Copy the records below exactly as they stand. Leave out the pictures.
:::
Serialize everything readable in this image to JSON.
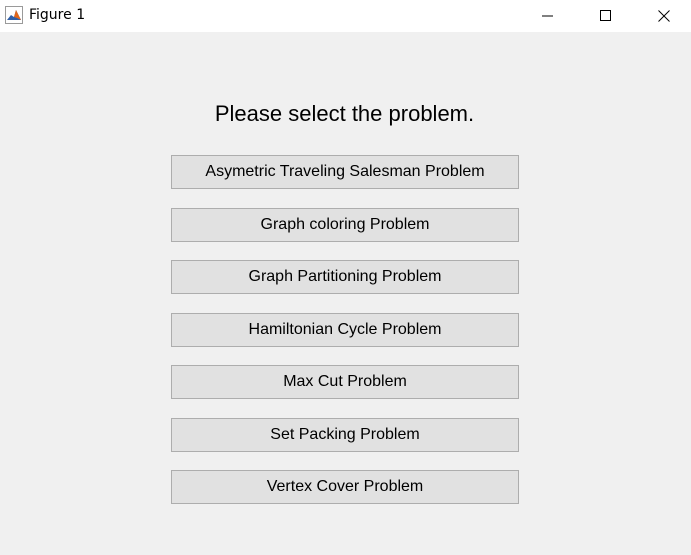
{
  "window": {
    "title": "Figure 1",
    "app_icon": "matlab-icon",
    "controls": [
      "minimize-icon",
      "maximize-icon",
      "close-icon"
    ]
  },
  "main": {
    "prompt": "Please select the problem.",
    "buttons": [
      "Asymetric Traveling Salesman Problem",
      "Graph coloring Problem",
      "Graph Partitioning Problem",
      "Hamiltonian Cycle Problem",
      "Max Cut Problem",
      "Set Packing Problem",
      "Vertex Cover Problem"
    ]
  },
  "colors": {
    "background": "#f0f0f0",
    "titlebar": "#ffffff",
    "button_face": "#e1e1e1",
    "button_border": "#adadad"
  }
}
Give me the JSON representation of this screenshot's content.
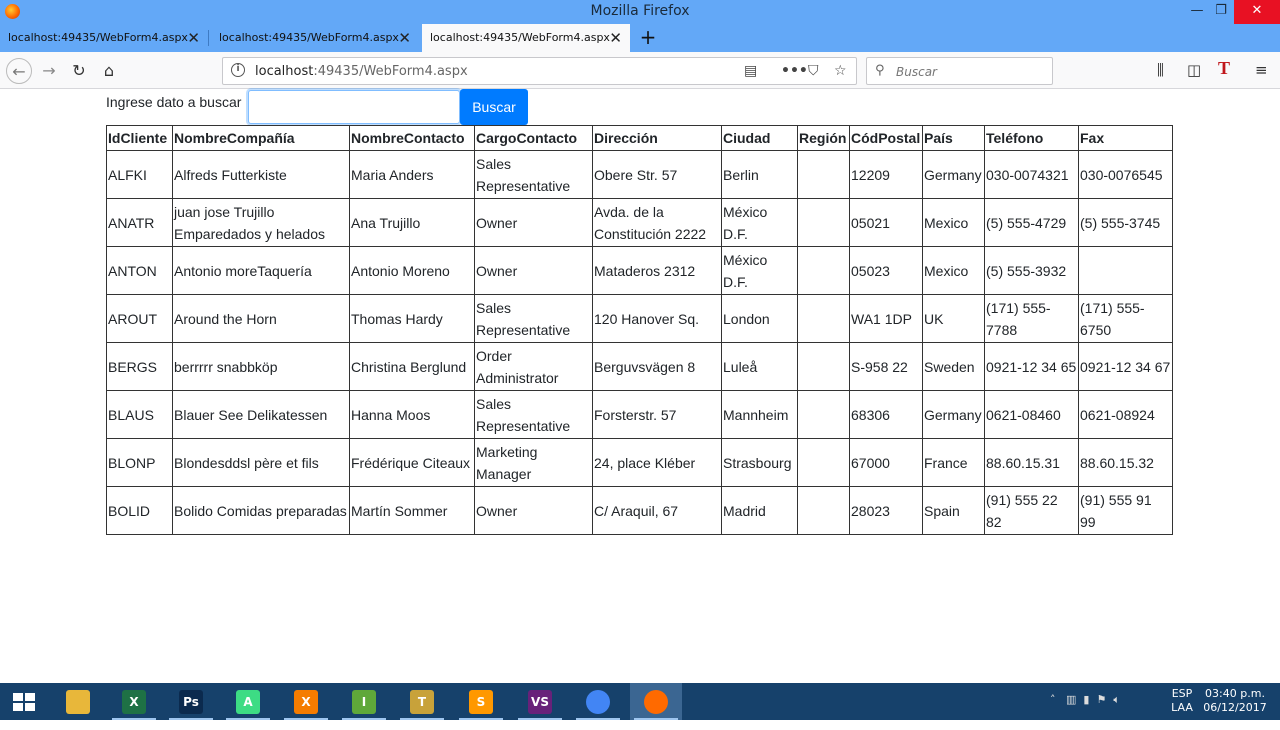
{
  "window": {
    "title": "Mozilla Firefox",
    "controls": [
      "—",
      "❐",
      "✕"
    ]
  },
  "tabs": [
    {
      "label": "localhost:49435/WebForm4.aspx",
      "active": false
    },
    {
      "label": "localhost:49435/WebForm4.aspx",
      "active": false
    },
    {
      "label": "localhost:49435/WebForm4.aspx",
      "active": true
    }
  ],
  "navbar": {
    "url_host": "localhost",
    "url_rest": ":49435/WebForm4.aspx",
    "search_placeholder": "Buscar"
  },
  "form": {
    "label": "Ingrese dato a buscar",
    "input_value": "",
    "button_label": "Buscar"
  },
  "table": {
    "headers": [
      "IdCliente",
      "NombreCompañía",
      "NombreContacto",
      "CargoContacto",
      "Dirección",
      "Ciudad",
      "Región",
      "CódPostal",
      "País",
      "Teléfono",
      "Fax"
    ],
    "rows": [
      [
        "ALFKI",
        "Alfreds Futterkiste",
        "Maria Anders",
        "Sales Representative",
        "Obere Str. 57",
        "Berlin",
        "",
        "12209",
        "Germany",
        "030-0074321",
        "030-0076545"
      ],
      [
        "ANATR",
        "juan jose Trujillo Emparedados y helados",
        "Ana Trujillo",
        "Owner",
        "Avda. de la Constitución 2222",
        "México D.F.",
        "",
        "05021",
        "Mexico",
        "(5) 555-4729",
        "(5) 555-3745"
      ],
      [
        "ANTON",
        "Antonio moreTaquería",
        "Antonio Moreno",
        "Owner",
        "Mataderos 2312",
        "México D.F.",
        "",
        "05023",
        "Mexico",
        "(5) 555-3932",
        ""
      ],
      [
        "AROUT",
        "Around the Horn",
        "Thomas Hardy",
        "Sales Representative",
        "120 Hanover Sq.",
        "London",
        "",
        "WA1 1DP",
        "UK",
        "(171) 555-7788",
        "(171) 555-6750"
      ],
      [
        "BERGS",
        "berrrrr snabbköp",
        "Christina Berglund",
        "Order Administrator",
        "Berguvsvägen 8",
        "Luleå",
        "",
        "S-958 22",
        "Sweden",
        "0921-12 34 65",
        "0921-12 34 67"
      ],
      [
        "BLAUS",
        "Blauer See Delikatessen",
        "Hanna Moos",
        "Sales Representative",
        "Forsterstr. 57",
        "Mannheim",
        "",
        "68306",
        "Germany",
        "0621-08460",
        "0621-08924"
      ],
      [
        "BLONP",
        "Blondesddsl père et fils",
        "Frédérique Citeaux",
        "Marketing Manager",
        "24, place Kléber",
        "Strasbourg",
        "",
        "67000",
        "France",
        "88.60.15.31",
        "88.60.15.32"
      ],
      [
        "BOLID",
        "Bolido Comidas preparadas",
        "Martín Sommer",
        "Owner",
        "C/ Araquil, 67",
        "Madrid",
        "",
        "28023",
        "Spain",
        "(91) 555 22 82",
        "(91) 555 91 99"
      ]
    ]
  },
  "taskbar": {
    "apps": [
      {
        "name": "file-explorer",
        "glyph": "",
        "color": "#e8b73a"
      },
      {
        "name": "excel",
        "glyph": "X",
        "color": "#1e7145"
      },
      {
        "name": "photoshop",
        "glyph": "Ps",
        "color": "#0b2a4e"
      },
      {
        "name": "android-studio",
        "glyph": "A",
        "color": "#3ddc84"
      },
      {
        "name": "xampp",
        "glyph": "X",
        "color": "#f57c00"
      },
      {
        "name": "inkscape",
        "glyph": "I",
        "color": "#5fa83a"
      },
      {
        "name": "tools",
        "glyph": "T",
        "color": "#c8a23a"
      },
      {
        "name": "sublime-text",
        "glyph": "S",
        "color": "#ff9800"
      },
      {
        "name": "visual-studio",
        "glyph": "VS",
        "color": "#68217a"
      },
      {
        "name": "chrome",
        "glyph": "",
        "color": "#4285f4"
      },
      {
        "name": "firefox",
        "glyph": "",
        "color": "#ff6a00"
      }
    ],
    "lang_top": "ESP",
    "lang_bottom": "LAA",
    "time": "03:40 p.m.",
    "date": "06/12/2017"
  }
}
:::
_Result for this exercise_
Serialize everything readable in this image to JSON.
{
  "window": {
    "title": "Figure 1",
    "app_icon": "matlab-icon",
    "controls": [
      "minimize-icon",
      "maximize-icon",
      "close-icon"
    ]
  },
  "main": {
    "prompt": "Please select the problem.",
    "buttons": [
      "Asymetric Traveling Salesman Problem",
      "Graph coloring Problem",
      "Graph Partitioning Problem",
      "Hamiltonian Cycle Problem",
      "Max Cut Problem",
      "Set Packing Problem",
      "Vertex Cover Problem"
    ]
  },
  "colors": {
    "background": "#f0f0f0",
    "titlebar": "#ffffff",
    "button_face": "#e1e1e1",
    "button_border": "#adadad"
  }
}
Give me the JSON representation of this screenshot's content.
{
  "window": {
    "title": "Mozilla Firefox",
    "controls": [
      "—",
      "❐",
      "✕"
    ]
  },
  "tabs": [
    {
      "label": "localhost:49435/WebForm4.aspx",
      "active": false
    },
    {
      "label": "localhost:49435/WebForm4.aspx",
      "active": false
    },
    {
      "label": "localhost:49435/WebForm4.aspx",
      "active": true
    }
  ],
  "navbar": {
    "url_host": "localhost",
    "url_rest": ":49435/WebForm4.aspx",
    "search_placeholder": "Buscar"
  },
  "form": {
    "label": "Ingrese dato a buscar",
    "input_value": "",
    "button_label": "Buscar"
  },
  "table": {
    "headers": [
      "IdCliente",
      "NombreCompañía",
      "NombreContacto",
      "CargoContacto",
      "Dirección",
      "Ciudad",
      "Región",
      "CódPostal",
      "País",
      "Teléfono",
      "Fax"
    ],
    "rows": [
      [
        "ALFKI",
        "Alfreds Futterkiste",
        "Maria Anders",
        "Sales Representative",
        "Obere Str. 57",
        "Berlin",
        "",
        "12209",
        "Germany",
        "030-0074321",
        "030-0076545"
      ],
      [
        "ANATR",
        "juan jose Trujillo Emparedados y helados",
        "Ana Trujillo",
        "Owner",
        "Avda. de la Constitución 2222",
        "México D.F.",
        "",
        "05021",
        "Mexico",
        "(5) 555-4729",
        "(5) 555-3745"
      ],
      [
        "ANTON",
        "Antonio moreTaquería",
        "Antonio Moreno",
        "Owner",
        "Mataderos 2312",
        "México D.F.",
        "",
        "05023",
        "Mexico",
        "(5) 555-3932",
        ""
      ],
      [
        "AROUT",
        "Around the Horn",
        "Thomas Hardy",
        "Sales Representative",
        "120 Hanover Sq.",
        "London",
        "",
        "WA1 1DP",
        "UK",
        "(171) 555-7788",
        "(171) 555-6750"
      ],
      [
        "BERGS",
        "berrrrr snabbköp",
        "Christina Berglund",
        "Order Administrator",
        "Berguvsvägen 8",
        "Luleå",
        "",
        "S-958 22",
        "Sweden",
        "0921-12 34 65",
        "0921-12 34 67"
      ],
      [
        "BLAUS",
        "Blauer See Delikatessen",
        "Hanna Moos",
        "Sales Representative",
        "Forsterstr. 57",
        "Mannheim",
        "",
        "68306",
        "Germany",
        "0621-08460",
        "0621-08924"
      ],
      [
        "BLONP",
        "Blondesddsl père et fils",
        "Frédérique Citeaux",
        "Marketing Manager",
        "24, place Kléber",
        "Strasbourg",
        "",
        "67000",
        "France",
        "88.60.15.31",
        "88.60.15.32"
      ],
      [
        "BOLID",
        "Bolido Comidas preparadas",
        "Martín Sommer",
        "Owner",
        "C/ Araquil, 67",
        "Madrid",
        "",
        "28023",
        "Spain",
        "(91) 555 22 82",
        "(91) 555 91 99"
      ]
    ]
  },
  "taskbar": {
    "apps": [
      {
        "name": "file-explorer",
        "glyph": "",
        "color": "#e8b73a"
      },
      {
        "name": "excel",
        "glyph": "X",
        "color": "#1e7145"
      },
      {
        "name": "photoshop",
        "glyph": "Ps",
        "color": "#0b2a4e"
      },
      {
        "name": "android-studio",
        "glyph": "A",
        "color": "#3ddc84"
      },
      {
        "name": "xampp",
        "glyph": "X",
        "color": "#f57c00"
      },
      {
        "name": "inkscape",
        "glyph": "I",
        "color": "#5fa83a"
      },
      {
        "name": "tools",
        "glyph": "T",
        "color": "#c8a23a"
      },
      {
        "name": "sublime-text",
        "glyph": "S",
        "color": "#ff9800"
      },
      {
        "name": "visual-studio",
        "glyph": "VS",
        "color": "#68217a"
      },
      {
        "name": "chrome",
        "glyph": "",
        "color": "#4285f4"
      },
      {
        "name": "firefox",
        "glyph": "",
        "color": "#ff6a00"
      }
    ],
    "lang_top": "ESP",
    "lang_bottom": "LAA",
    "time": "03:40 p.m.",
    "date": "06/12/2017"
  }
}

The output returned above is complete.